New Zealand is ready to become a global hub for health tech start-ups, an angel investor says.
The newly formed Cereus Health Group is looking to invest up to $5 million to get fledgling health technology companies off the ground.
Its executive chair Vino Ramayah said the coronavirus pandemic had put pressure on the sector to develop new technologies that improved people's access to technology.
"You have a lot of people who are accessing healthcare through audio-visual [links] as opposed to showing up at the doctor's clinic."
He said there was a future in digital tools, apps and portals that could allow doctors to monitor patients from a distance and streamline the analysis of medical data.
A recently published report by the Technology Investment Network identified 180 healthcare tech companies that signalled international export ambitions.
Ramayah said New Zealand was a great market to grow companies because it was regarded by overseas investors as an ideal test base for health care technology.

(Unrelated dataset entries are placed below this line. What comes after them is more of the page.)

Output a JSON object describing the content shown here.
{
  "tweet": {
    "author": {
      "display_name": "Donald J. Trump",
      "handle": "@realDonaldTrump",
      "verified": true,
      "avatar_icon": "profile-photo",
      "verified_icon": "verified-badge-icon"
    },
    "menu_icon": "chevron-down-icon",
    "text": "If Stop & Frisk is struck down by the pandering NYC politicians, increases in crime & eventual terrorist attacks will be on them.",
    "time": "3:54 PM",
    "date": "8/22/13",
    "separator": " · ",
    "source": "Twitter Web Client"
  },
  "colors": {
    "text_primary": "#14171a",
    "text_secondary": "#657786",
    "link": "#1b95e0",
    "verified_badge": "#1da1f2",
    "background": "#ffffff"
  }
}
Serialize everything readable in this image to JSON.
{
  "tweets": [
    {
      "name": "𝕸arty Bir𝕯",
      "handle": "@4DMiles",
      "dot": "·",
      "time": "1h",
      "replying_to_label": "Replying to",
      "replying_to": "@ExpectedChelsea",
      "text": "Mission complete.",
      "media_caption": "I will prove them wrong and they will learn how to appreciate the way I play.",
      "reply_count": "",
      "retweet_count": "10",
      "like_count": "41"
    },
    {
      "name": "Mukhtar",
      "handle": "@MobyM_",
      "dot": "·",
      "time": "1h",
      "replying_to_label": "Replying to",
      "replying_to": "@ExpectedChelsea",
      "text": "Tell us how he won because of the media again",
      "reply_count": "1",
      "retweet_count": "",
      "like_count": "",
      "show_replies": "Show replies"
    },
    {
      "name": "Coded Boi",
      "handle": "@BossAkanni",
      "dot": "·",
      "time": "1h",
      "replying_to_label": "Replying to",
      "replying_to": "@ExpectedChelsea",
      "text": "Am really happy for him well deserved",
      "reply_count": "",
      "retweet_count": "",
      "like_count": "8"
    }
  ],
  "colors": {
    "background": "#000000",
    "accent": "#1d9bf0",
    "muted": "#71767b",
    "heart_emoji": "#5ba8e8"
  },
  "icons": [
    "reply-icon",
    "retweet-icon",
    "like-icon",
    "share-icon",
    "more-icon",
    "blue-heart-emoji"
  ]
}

"[New Zealand's] got a diverse cohort of patients, we've got a very advanced system of healthcare and we've also got the geographical complexity of delivery given the population spread."
He said New Zealanders were very technologically literate compared with other countries and there was a high uptake of all sorts of online tools here.
Cereus Health Group, which is a wholly owned subsidiary of Cereus Holdings, has grown and sold off two companies so far.
One was management software firm Midtech Global, which was sold to an Australian company this month for an undisclosed sum.
During the sale, Cereus spun out ManageMyHealth which is a personal health software which connects patients with clinicians.
Ramayah said ManageMyHealth already had 700,000 domestic users.
Cereus Health was also looking at investing in a precision medicine company that would allow doctors to better determine the best drug to prescribe to a patient depending on their DNA, he said.